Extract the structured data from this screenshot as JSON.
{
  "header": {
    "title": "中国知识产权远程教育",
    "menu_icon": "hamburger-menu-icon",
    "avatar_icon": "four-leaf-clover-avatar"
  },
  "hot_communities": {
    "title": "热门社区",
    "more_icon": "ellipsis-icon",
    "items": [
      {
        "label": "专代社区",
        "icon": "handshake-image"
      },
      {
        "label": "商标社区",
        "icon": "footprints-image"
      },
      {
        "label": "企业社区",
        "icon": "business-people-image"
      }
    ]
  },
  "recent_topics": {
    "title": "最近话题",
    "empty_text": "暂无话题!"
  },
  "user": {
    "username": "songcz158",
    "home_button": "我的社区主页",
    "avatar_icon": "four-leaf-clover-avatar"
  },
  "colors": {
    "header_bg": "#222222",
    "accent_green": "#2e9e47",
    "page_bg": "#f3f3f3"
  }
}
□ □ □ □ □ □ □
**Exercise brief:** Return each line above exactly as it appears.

**Solution:**
Extract the structured data from this screenshot as JSON.
{
  "header": {
    "title": "中国知识产权远程教育",
    "menu_icon": "hamburger-menu-icon",
    "avatar_icon": "four-leaf-clover-avatar"
  },
  "hot_communities": {
    "title": "热门社区",
    "more_icon": "ellipsis-icon",
    "items": [
      {
        "label": "专代社区",
        "icon": "handshake-image"
      },
      {
        "label": "商标社区",
        "icon": "footprints-image"
      },
      {
        "label": "企业社区",
        "icon": "business-people-image"
      }
    ]
  },
  "recent_topics": {
    "title": "最近话题",
    "empty_text": "暂无话题!"
  },
  "user": {
    "username": "songcz158",
    "home_button": "我的社区主页",
    "avatar_icon": "four-leaf-clover-avatar"
  },
  "colors": {
    "header_bg": "#222222",
    "accent_green": "#2e9e47",
    "page_bg": "#f3f3f3"
  }
}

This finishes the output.